This is what we call the doctrine of "Home Rule," and the whole spirit and intent of the Constitution is to carry this great principle into the relations between the National Government and the Governments of the States.
Let us remember that from the very beginning differences in climate, soil, conditions, habits and modes of living in States separated by thousands of miles rendered it necessary to give the fullest individual latitude to the individual States. Let us further remember that the mining States of the Rockies, the fertile savannas of the South, the prairies of the West, and the rocky soil of the New England States created many problems and introduced many factors in each locality, which have no existence in others. It must be obvious that almost every new or old problem of government must be solved, if it is to be solved to the satisfaction of the people of the whole country, by each State in its own way.
There are many glaring examples where exclusive Federal control is manifestly against the scheme and intent of our Constitution.

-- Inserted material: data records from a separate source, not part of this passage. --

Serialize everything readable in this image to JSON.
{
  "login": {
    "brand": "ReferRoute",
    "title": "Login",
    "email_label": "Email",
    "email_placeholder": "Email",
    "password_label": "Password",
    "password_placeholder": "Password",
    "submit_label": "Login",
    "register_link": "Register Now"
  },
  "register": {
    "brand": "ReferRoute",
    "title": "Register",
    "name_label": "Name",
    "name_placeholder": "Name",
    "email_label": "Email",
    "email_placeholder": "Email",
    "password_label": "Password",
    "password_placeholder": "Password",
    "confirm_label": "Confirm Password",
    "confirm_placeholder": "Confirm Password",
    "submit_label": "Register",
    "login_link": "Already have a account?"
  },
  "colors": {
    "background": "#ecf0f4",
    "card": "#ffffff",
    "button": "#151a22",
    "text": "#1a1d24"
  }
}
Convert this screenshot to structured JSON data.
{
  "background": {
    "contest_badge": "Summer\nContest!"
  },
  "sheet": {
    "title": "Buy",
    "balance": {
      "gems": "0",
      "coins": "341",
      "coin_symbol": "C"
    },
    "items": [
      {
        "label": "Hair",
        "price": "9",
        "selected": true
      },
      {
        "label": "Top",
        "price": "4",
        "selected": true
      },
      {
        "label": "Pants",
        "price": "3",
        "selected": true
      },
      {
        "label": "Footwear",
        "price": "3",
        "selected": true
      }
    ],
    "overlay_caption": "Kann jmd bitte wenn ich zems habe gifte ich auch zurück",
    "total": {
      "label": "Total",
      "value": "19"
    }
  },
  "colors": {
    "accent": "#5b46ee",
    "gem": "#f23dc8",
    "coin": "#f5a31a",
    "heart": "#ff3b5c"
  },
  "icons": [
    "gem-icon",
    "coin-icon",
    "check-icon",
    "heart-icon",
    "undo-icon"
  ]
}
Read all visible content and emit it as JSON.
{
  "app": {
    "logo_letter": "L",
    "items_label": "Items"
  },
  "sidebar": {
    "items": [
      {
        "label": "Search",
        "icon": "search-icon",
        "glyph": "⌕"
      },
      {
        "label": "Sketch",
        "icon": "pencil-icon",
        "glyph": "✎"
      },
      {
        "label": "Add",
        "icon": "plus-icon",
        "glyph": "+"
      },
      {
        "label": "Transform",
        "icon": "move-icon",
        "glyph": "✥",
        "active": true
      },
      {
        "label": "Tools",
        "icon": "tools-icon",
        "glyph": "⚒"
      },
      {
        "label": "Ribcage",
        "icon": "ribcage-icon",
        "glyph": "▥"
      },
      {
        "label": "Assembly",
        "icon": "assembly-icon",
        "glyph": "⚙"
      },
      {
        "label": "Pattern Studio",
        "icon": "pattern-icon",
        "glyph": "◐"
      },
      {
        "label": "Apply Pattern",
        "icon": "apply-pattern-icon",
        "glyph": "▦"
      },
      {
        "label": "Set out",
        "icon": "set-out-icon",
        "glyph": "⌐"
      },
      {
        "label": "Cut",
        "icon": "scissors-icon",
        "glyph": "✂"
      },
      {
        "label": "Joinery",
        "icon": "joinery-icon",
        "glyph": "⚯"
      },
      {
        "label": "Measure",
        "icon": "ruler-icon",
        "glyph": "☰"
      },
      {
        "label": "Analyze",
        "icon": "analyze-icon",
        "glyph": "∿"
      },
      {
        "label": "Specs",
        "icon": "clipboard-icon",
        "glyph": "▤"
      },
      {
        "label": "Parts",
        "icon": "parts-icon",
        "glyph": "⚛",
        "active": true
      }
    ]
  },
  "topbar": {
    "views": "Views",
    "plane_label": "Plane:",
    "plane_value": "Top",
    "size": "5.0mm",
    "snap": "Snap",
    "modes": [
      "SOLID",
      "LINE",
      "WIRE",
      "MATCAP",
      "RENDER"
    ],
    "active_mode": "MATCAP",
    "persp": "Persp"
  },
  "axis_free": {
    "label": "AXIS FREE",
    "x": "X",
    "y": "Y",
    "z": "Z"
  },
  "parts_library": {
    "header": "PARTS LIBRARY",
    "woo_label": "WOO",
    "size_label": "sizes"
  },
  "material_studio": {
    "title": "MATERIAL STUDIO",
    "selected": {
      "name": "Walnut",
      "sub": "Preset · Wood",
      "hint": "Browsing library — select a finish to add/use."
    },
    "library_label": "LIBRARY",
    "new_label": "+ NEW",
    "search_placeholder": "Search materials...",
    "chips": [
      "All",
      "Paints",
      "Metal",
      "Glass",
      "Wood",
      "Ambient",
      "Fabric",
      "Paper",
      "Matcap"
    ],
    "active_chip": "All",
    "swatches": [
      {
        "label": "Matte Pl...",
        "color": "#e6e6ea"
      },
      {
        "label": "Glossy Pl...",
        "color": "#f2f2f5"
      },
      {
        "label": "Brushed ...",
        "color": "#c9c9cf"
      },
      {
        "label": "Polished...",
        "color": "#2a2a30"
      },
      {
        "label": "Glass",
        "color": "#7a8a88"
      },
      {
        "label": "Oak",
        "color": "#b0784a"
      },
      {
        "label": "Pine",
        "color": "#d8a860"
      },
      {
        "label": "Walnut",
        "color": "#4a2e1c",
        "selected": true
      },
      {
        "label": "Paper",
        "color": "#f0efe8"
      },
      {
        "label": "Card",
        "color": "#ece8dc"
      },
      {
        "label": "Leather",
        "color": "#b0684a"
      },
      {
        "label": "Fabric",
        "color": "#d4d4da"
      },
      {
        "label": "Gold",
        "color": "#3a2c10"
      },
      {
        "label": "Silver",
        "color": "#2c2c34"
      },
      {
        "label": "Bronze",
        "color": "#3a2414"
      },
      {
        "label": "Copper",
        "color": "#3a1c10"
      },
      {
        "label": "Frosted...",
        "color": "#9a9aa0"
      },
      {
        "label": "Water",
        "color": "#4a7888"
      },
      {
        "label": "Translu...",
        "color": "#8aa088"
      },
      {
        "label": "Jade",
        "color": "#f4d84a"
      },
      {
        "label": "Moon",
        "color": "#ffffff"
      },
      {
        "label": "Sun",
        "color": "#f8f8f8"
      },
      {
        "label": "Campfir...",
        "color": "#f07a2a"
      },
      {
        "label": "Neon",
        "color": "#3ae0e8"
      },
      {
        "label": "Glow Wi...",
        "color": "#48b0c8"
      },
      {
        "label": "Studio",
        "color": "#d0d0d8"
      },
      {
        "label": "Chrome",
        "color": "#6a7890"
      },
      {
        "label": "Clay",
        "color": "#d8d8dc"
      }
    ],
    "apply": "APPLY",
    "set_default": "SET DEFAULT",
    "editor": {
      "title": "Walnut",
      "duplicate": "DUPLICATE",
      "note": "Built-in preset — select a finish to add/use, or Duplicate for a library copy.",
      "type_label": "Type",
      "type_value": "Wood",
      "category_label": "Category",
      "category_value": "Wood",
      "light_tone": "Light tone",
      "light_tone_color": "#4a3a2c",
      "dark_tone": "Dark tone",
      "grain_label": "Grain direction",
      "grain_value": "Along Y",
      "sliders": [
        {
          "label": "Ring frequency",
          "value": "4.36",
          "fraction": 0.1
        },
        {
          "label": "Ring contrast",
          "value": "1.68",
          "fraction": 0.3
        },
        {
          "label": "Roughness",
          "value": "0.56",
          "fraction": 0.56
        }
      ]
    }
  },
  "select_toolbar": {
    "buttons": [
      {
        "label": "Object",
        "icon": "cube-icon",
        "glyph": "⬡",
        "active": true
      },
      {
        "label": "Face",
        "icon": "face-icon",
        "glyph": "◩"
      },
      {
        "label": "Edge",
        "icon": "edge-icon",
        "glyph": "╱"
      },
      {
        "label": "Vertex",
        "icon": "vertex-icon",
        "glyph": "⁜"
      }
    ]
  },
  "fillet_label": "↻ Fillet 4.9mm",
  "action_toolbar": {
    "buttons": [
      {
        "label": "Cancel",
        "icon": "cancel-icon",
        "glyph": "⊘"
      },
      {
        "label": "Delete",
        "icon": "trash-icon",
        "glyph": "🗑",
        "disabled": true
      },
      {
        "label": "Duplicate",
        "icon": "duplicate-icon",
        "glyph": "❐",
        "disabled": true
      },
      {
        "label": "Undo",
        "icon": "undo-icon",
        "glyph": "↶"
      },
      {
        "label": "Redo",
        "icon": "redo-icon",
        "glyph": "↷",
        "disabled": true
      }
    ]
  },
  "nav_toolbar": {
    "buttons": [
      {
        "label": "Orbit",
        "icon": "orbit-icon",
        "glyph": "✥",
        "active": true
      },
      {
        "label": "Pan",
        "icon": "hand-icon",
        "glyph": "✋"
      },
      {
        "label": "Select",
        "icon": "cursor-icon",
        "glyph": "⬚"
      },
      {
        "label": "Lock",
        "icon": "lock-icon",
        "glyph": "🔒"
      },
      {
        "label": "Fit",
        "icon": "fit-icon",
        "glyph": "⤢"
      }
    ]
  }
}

It is, to me, unfortunate that under a clause in our Constitution, itself primarily intended for an entirely different purpose, our Federal Courts have been made a refuge by those who seek to evade the mandates of the State Judiciary. [Commerce Clause, anyone? - Porphy]
I think if we understand what I have tried to make clear tonight as to the fundamental principles on which our Government is built, and what the underlying idea of the relations between individuals and States and States and the National Government should be, we can all of us reason for ourselves what should be the proper course in regard to Federal legislation on any questions of the day.
That Governor was, of course, the Governor of New York, a man who certainly knew a Blueprint for Action when he saw one: FDR.
(Per text in his Public Papers and Addresses, 1938, I, 569---also New York Times March 3, 1930)